**Task:**
Filter the records below for the word "name". Keep each line that has it.

☆ ☆ ☆ ☆ ☆

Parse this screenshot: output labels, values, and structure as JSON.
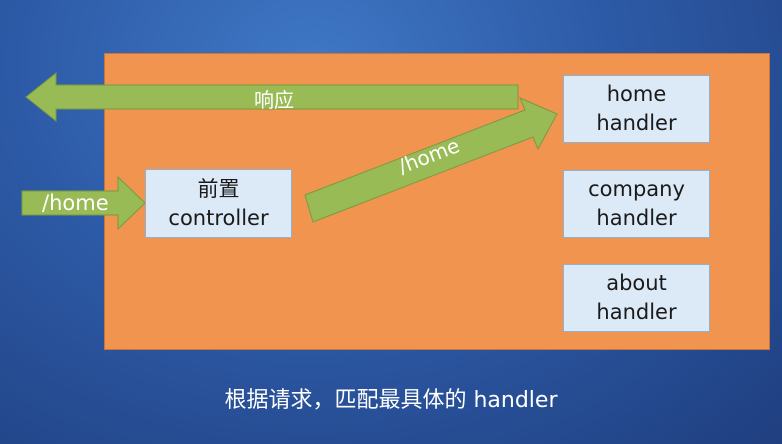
{
  "diagram": {
    "controller": {
      "line1": "前置",
      "line2": "controller"
    },
    "handlers": [
      {
        "line1": "home",
        "line2": "handler"
      },
      {
        "line1": "company",
        "line2": "handler"
      },
      {
        "line1": "about",
        "line2": "handler"
      }
    ],
    "arrows": {
      "response_label": "响应",
      "incoming_label": "/home",
      "forward_label": "/home"
    },
    "caption": "根据请求，匹配最具体的 handler"
  },
  "colors": {
    "background": "#2d5aa6",
    "panel": "#f0944f",
    "box": "#dce9f6",
    "arrow": "#98bb55"
  }
}
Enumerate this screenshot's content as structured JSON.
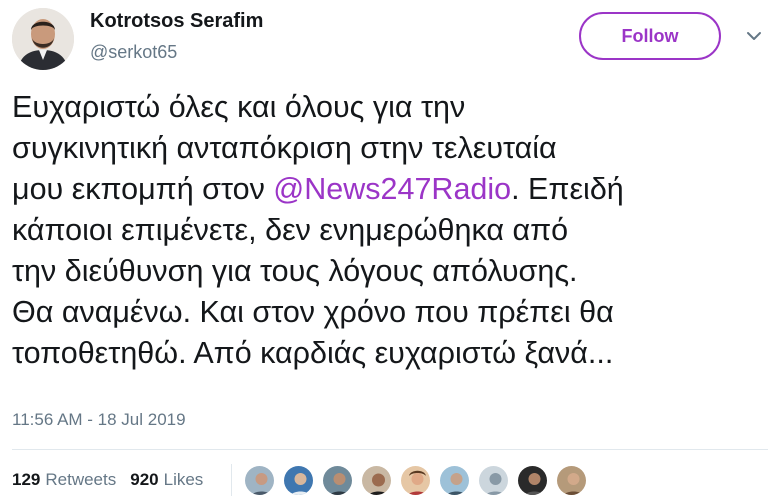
{
  "author": {
    "name": "Kotrotsos Serafim",
    "handle": "@serkot65"
  },
  "actions": {
    "follow_label": "Follow",
    "menu_icon": "chevron-down-icon"
  },
  "tweet": {
    "lines": [
      "Ευχαριστώ όλες και όλους για την",
      "συγκινητική ανταπόκριση στην τελευταία",
      "μου εκπομπή στον "
    ],
    "mention": "@News247Radio",
    "after_mention": ". Επειδή",
    "lines_rest": [
      "κάποιοι επιμένετε, δεν ενημερώθηκα από",
      "την διεύθυνση για τους λόγους απόλυσης.",
      "Θα αναμένω. Και στον χρόνο που πρέπει θα",
      "τοποθετηθώ. Από καρδιάς ευχαριστώ ξανά..."
    ]
  },
  "timestamp": "11:56 AM - 18 Jul 2019",
  "stats": {
    "retweets_count": "129",
    "retweets_label": "Retweets",
    "likes_count": "920",
    "likes_label": "Likes"
  },
  "colors": {
    "accent": "#9b35c7",
    "secondary_text": "#657786",
    "primary_text": "#14171a"
  }
}
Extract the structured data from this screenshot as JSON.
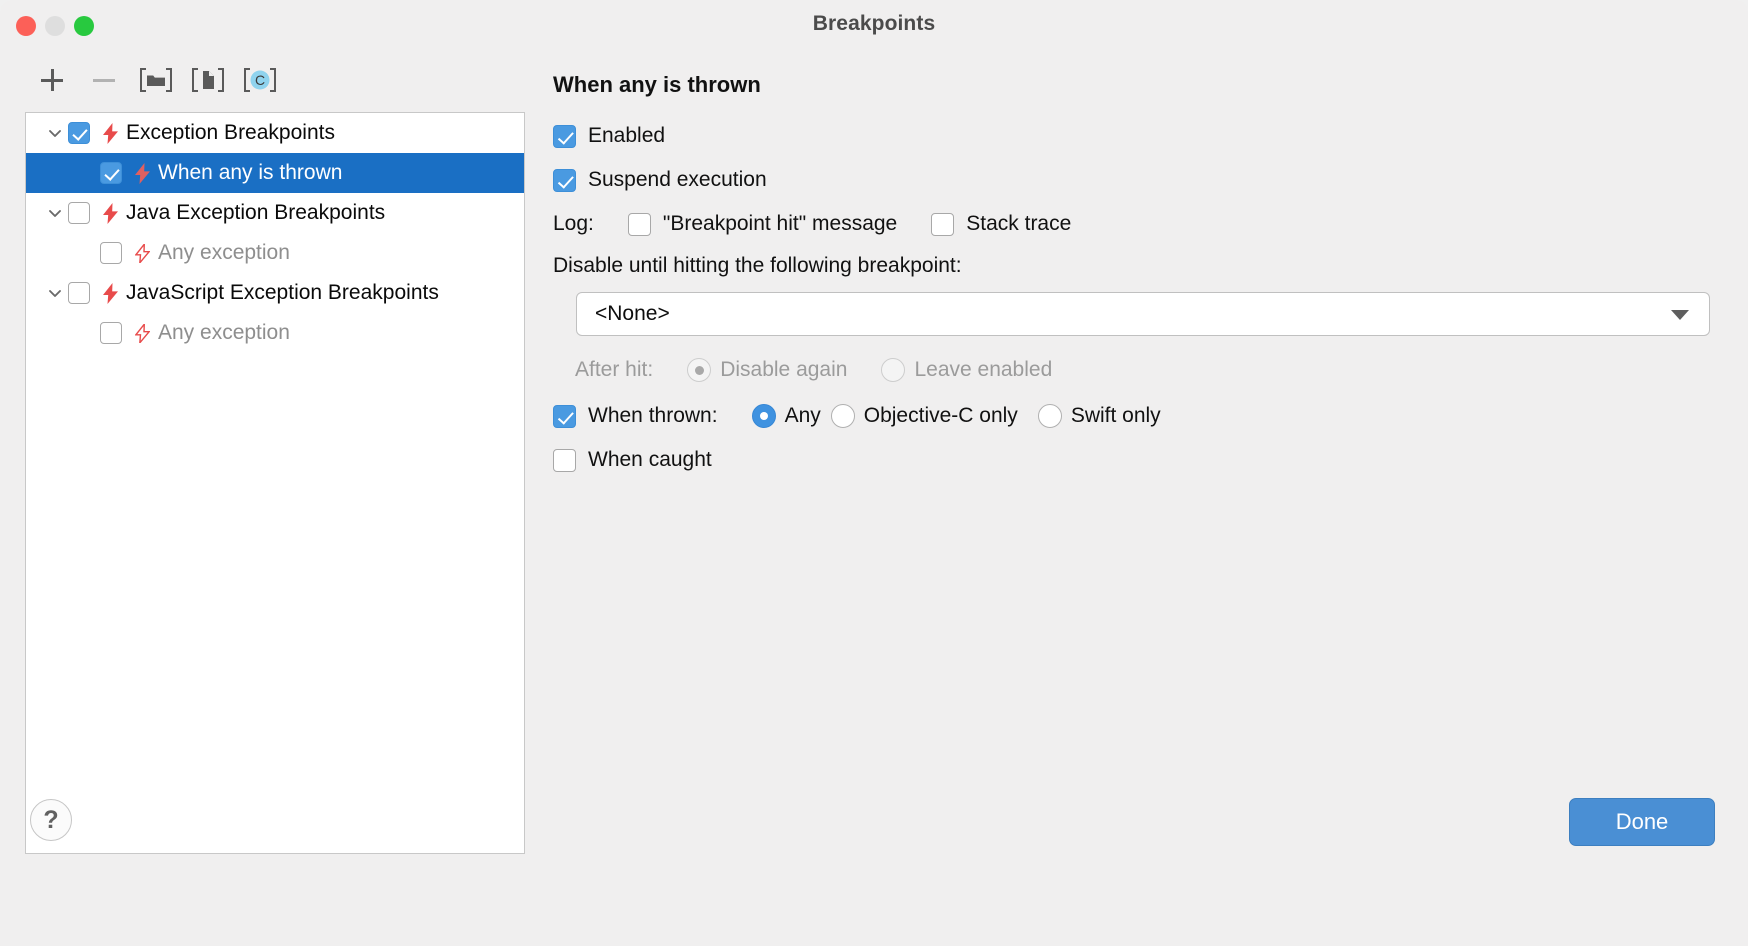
{
  "window": {
    "title": "Breakpoints",
    "traffic_lights": [
      "close",
      "minimize",
      "zoom"
    ]
  },
  "toolbar": {
    "items": [
      {
        "name": "add-breakpoint-button",
        "icon": "plus-icon",
        "label": "+"
      },
      {
        "name": "remove-breakpoint-button",
        "icon": "minus-icon",
        "label": "–"
      },
      {
        "name": "move-to-folder-button",
        "icon": "folder-bracket-icon",
        "label": ""
      },
      {
        "name": "share-breakpoint-button",
        "icon": "file-bracket-icon",
        "label": ""
      },
      {
        "name": "c-breakpoint-button",
        "icon": "c-bracket-icon",
        "label": "C"
      }
    ]
  },
  "list": {
    "rows": [
      {
        "label": "Exception Breakpoints",
        "checkbox": "checked",
        "disclosure": "expanded",
        "icon": "bolt-icon",
        "level": 1,
        "selected": false,
        "dim": false
      },
      {
        "label": "When any is thrown",
        "checkbox": "checked",
        "disclosure": "none",
        "icon": "bolt-icon",
        "level": 2,
        "selected": true,
        "dim": false
      },
      {
        "label": "Java Exception Breakpoints",
        "checkbox": "unchecked",
        "disclosure": "expanded",
        "icon": "bolt-icon",
        "level": 1,
        "selected": false,
        "dim": false
      },
      {
        "label": "Any exception",
        "checkbox": "unchecked",
        "disclosure": "none",
        "icon": "bolt-icon",
        "level": 2,
        "selected": false,
        "dim": true
      },
      {
        "label": "JavaScript Exception Breakpoints",
        "checkbox": "unchecked",
        "disclosure": "expanded",
        "icon": "bolt-icon",
        "level": 1,
        "selected": false,
        "dim": false
      },
      {
        "label": "Any exception",
        "checkbox": "unchecked",
        "disclosure": "none",
        "icon": "bolt-icon",
        "level": 2,
        "selected": false,
        "dim": true
      }
    ]
  },
  "detail": {
    "title": "When any is thrown",
    "enabled": {
      "label": "Enabled",
      "checked": true
    },
    "suspend": {
      "label": "Suspend execution",
      "checked": true
    },
    "log": {
      "label": "Log:",
      "message_option": {
        "label": "\"Breakpoint hit\" message",
        "checked": false
      },
      "stack_option": {
        "label": "Stack trace",
        "checked": false
      }
    },
    "disable_until": {
      "label": "Disable until hitting the following breakpoint:",
      "value": "<None>",
      "placeholder": "<None>"
    },
    "after_hit": {
      "label": "After hit:",
      "enabled": false,
      "options": [
        {
          "label": "Disable again",
          "selected": true
        },
        {
          "label": "Leave enabled",
          "selected": false
        }
      ]
    },
    "when_thrown": {
      "label": "When thrown:",
      "checked": true,
      "options": [
        {
          "label": "Any",
          "selected": true
        },
        {
          "label": "Objective-C only",
          "selected": false
        },
        {
          "label": "Swift only",
          "selected": false
        }
      ]
    },
    "when_caught": {
      "label": "When caught",
      "checked": false
    }
  },
  "footer": {
    "help_label": "?",
    "done_label": "Done"
  },
  "colors": {
    "accent": "#4a9ae1",
    "selection": "#1a6fc4",
    "bolt": "#e84b4b",
    "window_bg": "#f0efef",
    "done_button": "#4a8fd4"
  }
}
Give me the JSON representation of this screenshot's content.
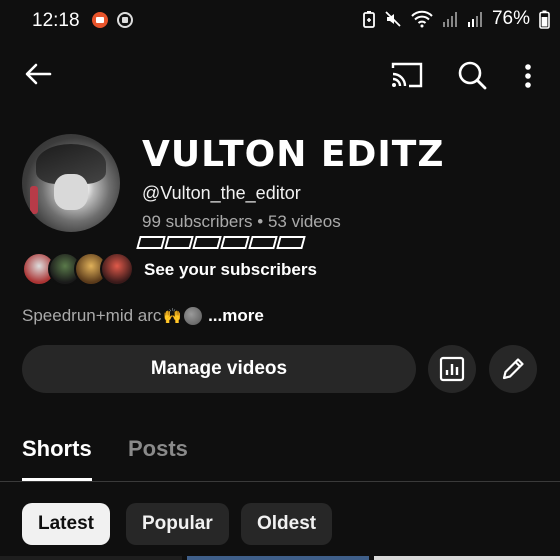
{
  "status_bar": {
    "time": "12:18",
    "battery": "76%",
    "icons": [
      "screen-record-icon",
      "media-icon",
      "battery-saver-icon",
      "mute-icon",
      "wifi-icon",
      "signal-icon",
      "signal-icon"
    ]
  },
  "toolbar": {
    "icons": [
      "back-arrow-icon",
      "cast-icon",
      "search-icon",
      "more-vert-icon"
    ]
  },
  "channel": {
    "name": "VULTON EDITZ",
    "handle": "@Vulton_the_editor",
    "stats": "99 subscribers • 53 videos",
    "see_subscribers": "See your subscribers",
    "description": "Speedrun+mid arc",
    "more": "...more"
  },
  "actions": {
    "manage_videos": "Manage videos",
    "analytics_icon": "analytics-icon",
    "edit_icon": "pencil-icon"
  },
  "tabs": [
    {
      "label": "Shorts",
      "active": true
    },
    {
      "label": "Posts",
      "active": false
    }
  ],
  "sort_chips": [
    {
      "label": "Latest",
      "selected": true
    },
    {
      "label": "Popular",
      "selected": false
    },
    {
      "label": "Oldest",
      "selected": false
    }
  ],
  "colors": {
    "background": "#0f0f0f",
    "surface": "#272727",
    "text_primary": "#f1f1f1",
    "text_secondary": "#aaaaaa"
  }
}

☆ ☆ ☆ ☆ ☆

**Written response:**
    "name": "Kotrotsos Serafim",
        "name": "add-breakpoint-button",
        "name": "remove-breakpoint-button",
        "name": "move-to-folder-button",
        "name": "share-breakpoint-button",
        "name": "c-breakpoint-button",
    "name": "VULTON EDITZ",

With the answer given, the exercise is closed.